Burnett, who would watch Nabors on his hit CBS comedy “Gomer Pyle, U.S.M.C.,” was getting close in 1966 to launching her variety show.

CBS had given Burnett a chance due to her success on “The Gary Moore Show” as well as her Broadway hit “Once Upon A Mattress.” Giving a female comic her own variety show when men like Jackie Gleason and Dean Martin had their popular shows was risky for CBS.

But they took the risk anyway.

Nabors happened to be in New York and crossed paths with Burnett. According to her book, “This Time Together: Laughter and Reflection,” Burnett said she and Nabors “hit it off immediately.”

Nabors Gets Fan Letter Before ‘The Carol Burnett Show’ Appearance

Before their meeting, though, Burnett actually sent Nabors a fan letter after seeing a specific “Gomer Pyle” episode, according to an article on ME.tv.

All of this led to Burnett asking Nabors to be the first guest on the first “The Carol Burnett Show” in 1967. From that first show onward, Burnett’s variety show found fans and a rhythm that made it must-see Saturday night TV.

“When the show took off, we looked on Jim as our good-luck charm,” Burnett writes in her book. “So he wound up being the guest on the first show every season for 11 years.”

Nabors and Burnett last got together to celebrate Nabors’ 85th birthday in Hawaii. Jim Nabors died on Nov. 30, 2017, at 87.

Upon his death, Burnett told The Hollywood Reporter that she and Nabors were “close friends for 52 years. … My heart is heavy. I’m grateful he was a large part of my life. I miss him. I love him.”

Carol Burnett Always Had Red Autograph Book At End Of Show

If you’ve seen full-length episodes of “The Carol Burnett Show,” then you know about the fairly regular close of her shows.

Burnett would appear, maybe still in costume, sing “I’m So Glad We Had This Time Together,” and tug her left ear. She would say goodnight then start seeking out her guest stars.

What did she have in her hands? A large red autograph book, which she asked all of her guest stars to sign every show. It became like a rite of passage on the show with so many stars scribbling their names down in the book.

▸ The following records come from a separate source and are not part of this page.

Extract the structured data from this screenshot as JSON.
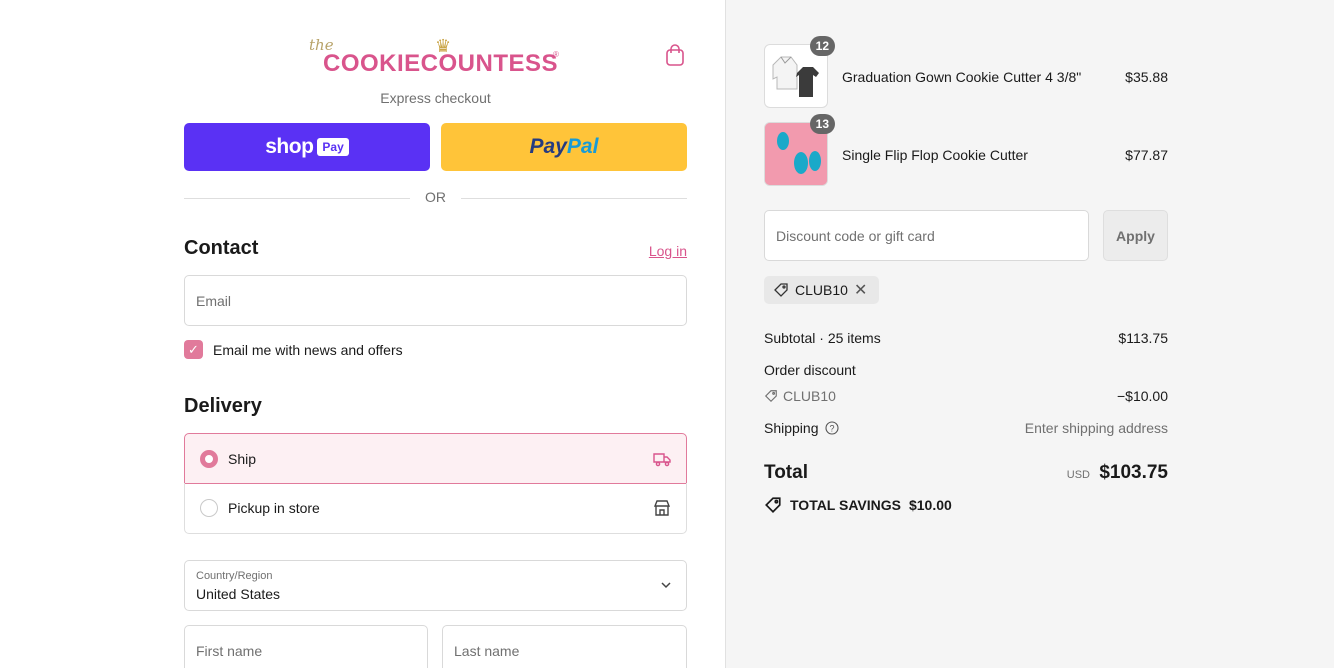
{
  "brand": {
    "the": "the",
    "name": "COOKIECOUNTESS",
    "registered": "®"
  },
  "express": {
    "label": "Express checkout",
    "shop_word": "shop",
    "shop_pay_box": "Pay",
    "paypal_a": "Pay",
    "paypal_b": "Pal"
  },
  "divider": "OR",
  "contact": {
    "heading": "Contact",
    "login": "Log in",
    "email_placeholder": "Email",
    "newsletter_label": "Email me with news and offers",
    "newsletter_checked": true
  },
  "delivery": {
    "heading": "Delivery",
    "options": [
      {
        "label": "Ship",
        "selected": true,
        "icon": "truck-icon"
      },
      {
        "label": "Pickup in store",
        "selected": false,
        "icon": "store-icon"
      }
    ],
    "country_label": "Country/Region",
    "country_value": "United States",
    "first_name": "First name",
    "last_name": "Last name"
  },
  "cart": {
    "items": [
      {
        "name": "Graduation Gown Cookie Cutter 4 3/8\"",
        "price": "$35.88",
        "qty": "12"
      },
      {
        "name": "Single Flip Flop Cookie Cutter",
        "price": "$77.87",
        "qty": "13"
      }
    ],
    "discount_placeholder": "Discount code or gift card",
    "apply_label": "Apply",
    "applied_code": "CLUB10",
    "subtotal_label": "Subtotal · 25 items",
    "subtotal_value": "$113.75",
    "order_discount_label": "Order discount",
    "discount_code": "CLUB10",
    "discount_value": "−$10.00",
    "shipping_label": "Shipping",
    "shipping_value": "Enter shipping address",
    "total_label": "Total",
    "currency": "USD",
    "total_value": "$103.75",
    "savings_label": "TOTAL SAVINGS",
    "savings_value": "$10.00"
  },
  "colors": {
    "accent": "#e17a9b",
    "shop_pay": "#5a31f4",
    "paypal": "#ffc439",
    "brand_pink": "#d9548c"
  }
}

You name them, they signed it. Burnett was fascinated with Hollywood as a young child growing up in Houston, Texas, before moving on to fame. She would see all the top movie stars and want to meet them. Well, a lot of them made stops on Burnett’s show. She got their autographs, something that she coud treasure throughout her life.

Outsider.com